INSTRUCTIONS FOR THE TASK
Give a verbatim quotation of every record.

(Data records for software interfaces)
----------------
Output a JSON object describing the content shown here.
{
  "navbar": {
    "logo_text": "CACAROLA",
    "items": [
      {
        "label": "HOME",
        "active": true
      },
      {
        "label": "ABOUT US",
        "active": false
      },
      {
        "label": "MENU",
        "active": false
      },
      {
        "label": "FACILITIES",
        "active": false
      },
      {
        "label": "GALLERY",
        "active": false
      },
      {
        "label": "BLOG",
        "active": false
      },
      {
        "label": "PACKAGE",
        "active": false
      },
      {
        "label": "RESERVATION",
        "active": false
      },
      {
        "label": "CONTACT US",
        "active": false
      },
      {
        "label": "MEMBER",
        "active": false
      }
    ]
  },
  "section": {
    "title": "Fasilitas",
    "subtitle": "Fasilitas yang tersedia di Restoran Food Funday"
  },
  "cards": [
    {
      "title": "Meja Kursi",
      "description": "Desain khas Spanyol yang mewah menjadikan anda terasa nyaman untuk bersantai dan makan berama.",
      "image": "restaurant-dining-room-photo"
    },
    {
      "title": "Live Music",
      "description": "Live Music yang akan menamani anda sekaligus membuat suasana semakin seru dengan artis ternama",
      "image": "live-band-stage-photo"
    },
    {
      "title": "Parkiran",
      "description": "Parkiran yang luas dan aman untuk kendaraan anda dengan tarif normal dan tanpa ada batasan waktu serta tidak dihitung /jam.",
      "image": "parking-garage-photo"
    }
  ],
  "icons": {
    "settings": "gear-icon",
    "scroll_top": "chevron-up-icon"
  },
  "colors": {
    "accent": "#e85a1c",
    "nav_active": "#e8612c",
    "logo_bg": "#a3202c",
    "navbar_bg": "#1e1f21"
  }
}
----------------
RESPONSE AREA
Output a JSON object describing the content shown here.
{
  "navbar": {
    "logo_text": "CACAROLA",
    "items": [
      {
        "label": "HOME",
        "active": true
      },
      {
        "label": "ABOUT US",
        "active": false
      },
      {
        "label": "MENU",
        "active": false
      },
      {
        "label": "FACILITIES",
        "active": false
      },
      {
        "label": "GALLERY",
        "active": false
      },
      {
        "label": "BLOG",
        "active": false
      },
      {
        "label": "PACKAGE",
        "active": false
      },
      {
        "label": "RESERVATION",
        "active": false
      },
      {
        "label": "CONTACT US",
        "active": false
      },
      {
        "label": "MEMBER",
        "active": false
      }
    ]
  },
  "section": {
    "title": "Fasilitas",
    "subtitle": "Fasilitas yang tersedia di Restoran Food Funday"
  },
  "cards": [
    {
      "title": "Meja Kursi",
      "description": "Desain khas Spanyol yang mewah menjadikan anda terasa nyaman untuk bersantai dan makan berama.",
      "image": "restaurant-dining-room-photo"
    },
    {
      "title": "Live Music",
      "description": "Live Music yang akan menamani anda sekaligus membuat suasana semakin seru dengan artis ternama",
      "image": "live-band-stage-photo"
    },
    {
      "title": "Parkiran",
      "description": "Parkiran yang luas dan aman untuk kendaraan anda dengan tarif normal dan tanpa ada batasan waktu serta tidak dihitung /jam.",
      "image": "parking-garage-photo"
    }
  ],
  "icons": {
    "settings": "gear-icon",
    "scroll_top": "chevron-up-icon"
  },
  "colors": {
    "accent": "#e85a1c",
    "nav_active": "#e8612c",
    "logo_bg": "#a3202c",
    "navbar_bg": "#1e1f21"
  }
}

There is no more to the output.